“They’re just steel silhouettes, but instantly recognizable, an iconic lineup of four figures striking familiar poses with their instruments. Revelers passing through this busy intersection on Hamburg’s so-called “Sinful Mile” gravitate toward them, posing for photographs alongside the Fab Four: John Lennon, Paul McCartney, George Harrison and a drummer that represents both Ringo Starr and original percussionist Pete Best.
“I was born in Liverpool, but I grew up in Hamburg,” Lennon once said, referring to the more than 300 nights the Beatles spent playing in clubs along the notorious Reeperbahn red-light district of this north German port city in the early 1960s.

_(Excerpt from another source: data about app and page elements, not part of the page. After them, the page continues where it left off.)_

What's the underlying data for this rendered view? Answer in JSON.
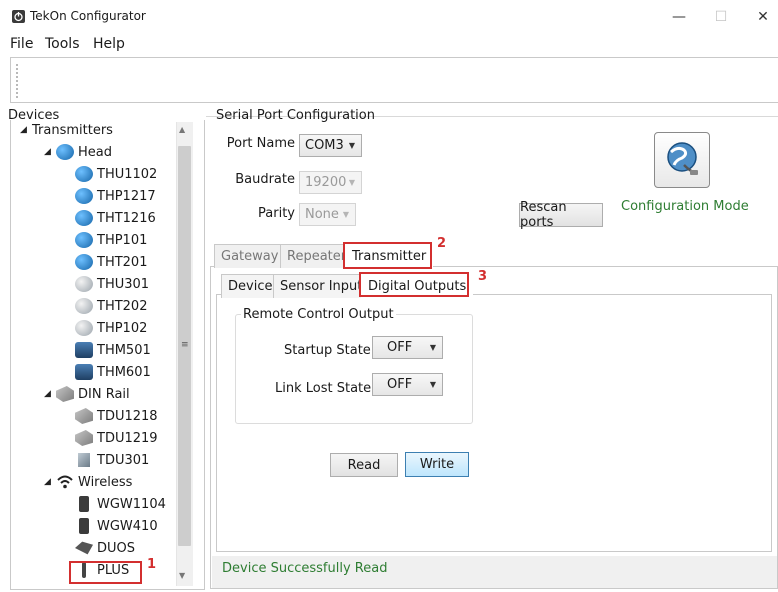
{
  "window": {
    "title": "TekOn Configurator",
    "minimize": "—",
    "maximize": "☐",
    "close": "✕"
  },
  "menu": [
    "File",
    "Tools",
    "Help"
  ],
  "devices": {
    "label": "Devices",
    "tree": {
      "transmitters": "Transmitters",
      "head": "Head",
      "head_items": [
        "THU1102",
        "THP1217",
        "THT1216",
        "THP101",
        "THT201",
        "THU301",
        "THT202",
        "THP102",
        "THM501",
        "THM601"
      ],
      "din_rail": "DIN Rail",
      "din_items": [
        "TDU1218",
        "TDU1219",
        "TDU301"
      ],
      "wireless": "Wireless",
      "wireless_items": [
        "WGW1104",
        "WGW410",
        "DUOS",
        "PLUS"
      ]
    }
  },
  "serial_port": {
    "label": "Serial Port Configuration",
    "port_name_label": "Port Name",
    "port_name_value": "COM3",
    "baudrate_label": "Baudrate",
    "baudrate_value": "19200",
    "parity_label": "Parity",
    "parity_value": "None",
    "rescan_label": "Rescan ports",
    "config_mode_label": "Configuration Mode"
  },
  "tabs": {
    "main": [
      "Gateway",
      "Repeater",
      "Transmitter"
    ],
    "sub": [
      "Device",
      "Sensor Input",
      "Digital Outputs"
    ]
  },
  "remote_control": {
    "label": "Remote Control Output",
    "startup_label": "Startup State",
    "startup_value": "OFF",
    "link_lost_label": "Link Lost State",
    "link_lost_value": "OFF"
  },
  "buttons": {
    "read": "Read",
    "write": "Write"
  },
  "status": "Device Successfully Read",
  "callouts": [
    "1",
    "2",
    "3"
  ],
  "colors": {
    "highlight": "#d32f2f",
    "status_green": "#2e7d32"
  }
}
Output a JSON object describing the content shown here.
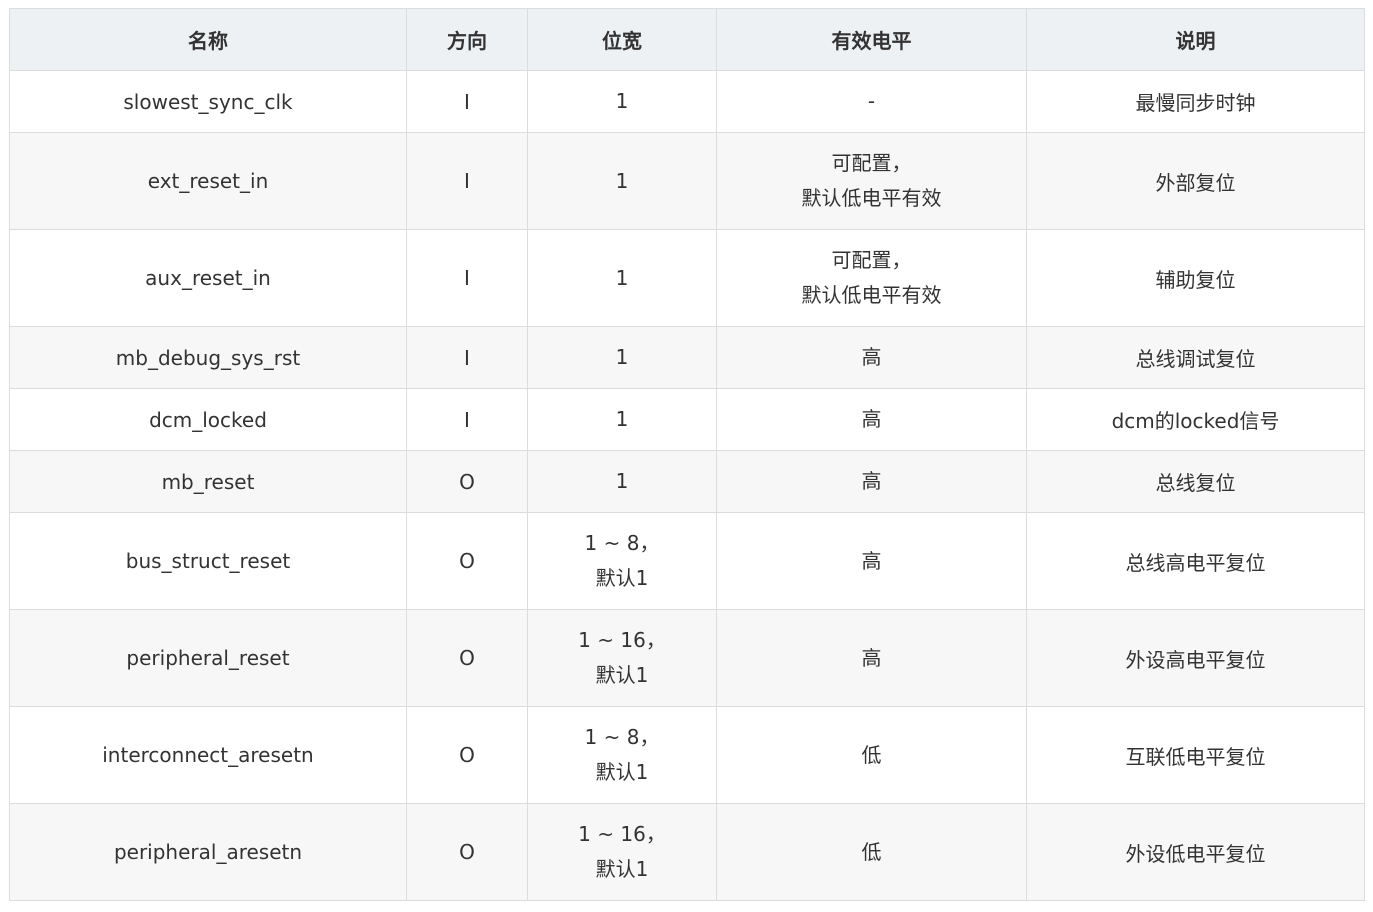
{
  "table": {
    "headers": [
      "名称",
      "方向",
      "位宽",
      "有效电平",
      "说明"
    ],
    "rows": [
      {
        "name": "slowest_sync_clk",
        "dir": "I",
        "width": [
          "1"
        ],
        "level": [
          "-"
        ],
        "desc": "最慢同步时钟"
      },
      {
        "name": "ext_reset_in",
        "dir": "I",
        "width": [
          "1"
        ],
        "level": [
          "可配置，",
          "默认低电平有效"
        ],
        "desc": "外部复位"
      },
      {
        "name": "aux_reset_in",
        "dir": "I",
        "width": [
          "1"
        ],
        "level": [
          "可配置，",
          "默认低电平有效"
        ],
        "desc": "辅助复位"
      },
      {
        "name": "mb_debug_sys_rst",
        "dir": "I",
        "width": [
          "1"
        ],
        "level": [
          "高"
        ],
        "desc": "总线调试复位"
      },
      {
        "name": "dcm_locked",
        "dir": "I",
        "width": [
          "1"
        ],
        "level": [
          "高"
        ],
        "desc": "dcm的locked信号"
      },
      {
        "name": "mb_reset",
        "dir": "O",
        "width": [
          "1"
        ],
        "level": [
          "高"
        ],
        "desc": "总线复位"
      },
      {
        "name": "bus_struct_reset",
        "dir": "O",
        "width": [
          "1 ~ 8，",
          "默认1"
        ],
        "level": [
          "高"
        ],
        "desc": "总线高电平复位"
      },
      {
        "name": "peripheral_reset",
        "dir": "O",
        "width": [
          "1 ~ 16，",
          "默认1"
        ],
        "level": [
          "高"
        ],
        "desc": "外设高电平复位"
      },
      {
        "name": "interconnect_aresetn",
        "dir": "O",
        "width": [
          "1 ~ 8，",
          "默认1"
        ],
        "level": [
          "低"
        ],
        "desc": "互联低电平复位"
      },
      {
        "name": "peripheral_aresetn",
        "dir": "O",
        "width": [
          "1 ~ 16，",
          "默认1"
        ],
        "level": [
          "低"
        ],
        "desc": "外设低电平复位"
      }
    ]
  }
}
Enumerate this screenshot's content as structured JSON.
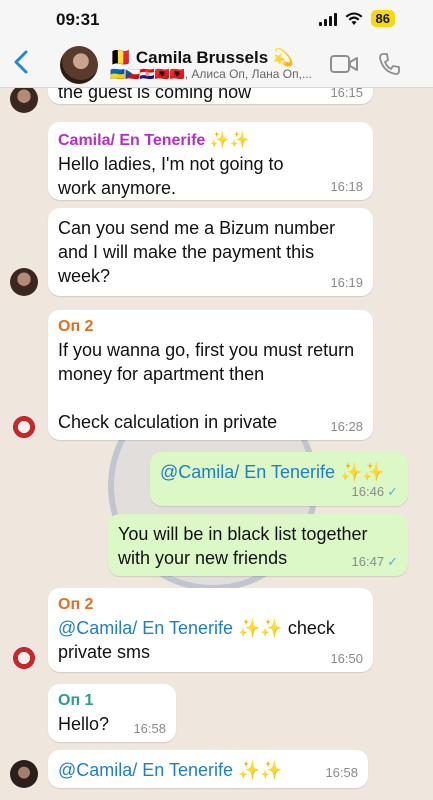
{
  "status_bar": {
    "time": "09:31",
    "battery": "86"
  },
  "header": {
    "title": "🇧🇪 Camila Brussels 💫",
    "subtitle": "🇺🇦🇨🇿🇭🇷🇦🇱🇦🇱, Алиса Оп, Лана Оп,..."
  },
  "messages": [
    {
      "text": "the guest is coming now",
      "time": "16:15"
    },
    {
      "sender": "Camila/ En Tenerife ✨✨",
      "text": "Hello ladies, I'm not going to work anymore.",
      "time": "16:18"
    },
    {
      "text": "Can you send me a Bizum number and I will make the payment this week?",
      "time": "16:19"
    },
    {
      "sender": "Оп 2",
      "line1": "If you wanna go, first you must return money for apartment then",
      "line2": "Check calculation in private",
      "time": "16:28"
    },
    {
      "mention": "@Camila/ En Tenerife ✨✨",
      "time": "16:46"
    },
    {
      "text": "You will be in black list together with your new friends",
      "time": "16:47"
    },
    {
      "sender": "Оп 2",
      "mention": "@Camila/ En Tenerife ✨✨",
      "rest": " check private sms",
      "time": "16:50"
    },
    {
      "sender": "Оп 1",
      "text": "Hello?",
      "time": "16:58"
    },
    {
      "mention": "@Camila/ En Tenerife ✨✨",
      "time": "16:58"
    }
  ],
  "watermark": {
    "top_text": "THE VICE CITY",
    "bottom_text": "POLICE DEPARTMENT"
  }
}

This year marks the 50th anniversary of their most famous residency, or series of gigs, at the legendary Star-Club, which means that even more Beatles fans are flocking to the area than usual. And Beatles-Platz, a circular plaza designed to resemble an old vinyl record, with the steel statues standing to one side, is where they congregate. I’ve been listening to the Beatles since I was a child, their songs part of the soundtrack to my life, and joining the pilgrims at Beatles-Platz, I feel almost as if I’m meeting my heroes.
But instead of the Fab Four, I find myself drawn to a fifth statue that stands a few yards away, walking toward the others, bass guitar slung low. No visitors are clamoring to have their pictures taken beside this figure, which represents Stuart Sutcliffe, the band’s original bassist. Even here, attention eludes the lost Beatle. In case you haven’t heard of — or have forgotten about — him, Sutcliffe gave up his role in the band in 1961 to study art and live with his fiancee, the photographer Astrid Kirchherr, one of a number of young Hamburg artists called the Exi’s whom the band befriended.
I find the sight of his silhouette, standing on the fringes of the legendary lineup, oddly touching. It’s a snapshot of a life that took a tangent and met with tragedy: Sutcliffe would never see his former bandmates change the face of popular music, as he died of a brain hemorrhage in April 1962, aged just 22.
Just days after his death, the Star-Club opened a few yards from Beatles-Platz, on the colorful, bustling street called Grosse Freiheit. The remaining Liverpool lads were on the opening bill, still coping with the shock of their friend’s death. They played three long series of shows there throughout 1962, and those dates are now seen as the key turning point in the band’s development…”
From my piece on the streets of St Pauli where The Beatles became the band that changed the face of popular music. Read the rest of this article at The Washington Post.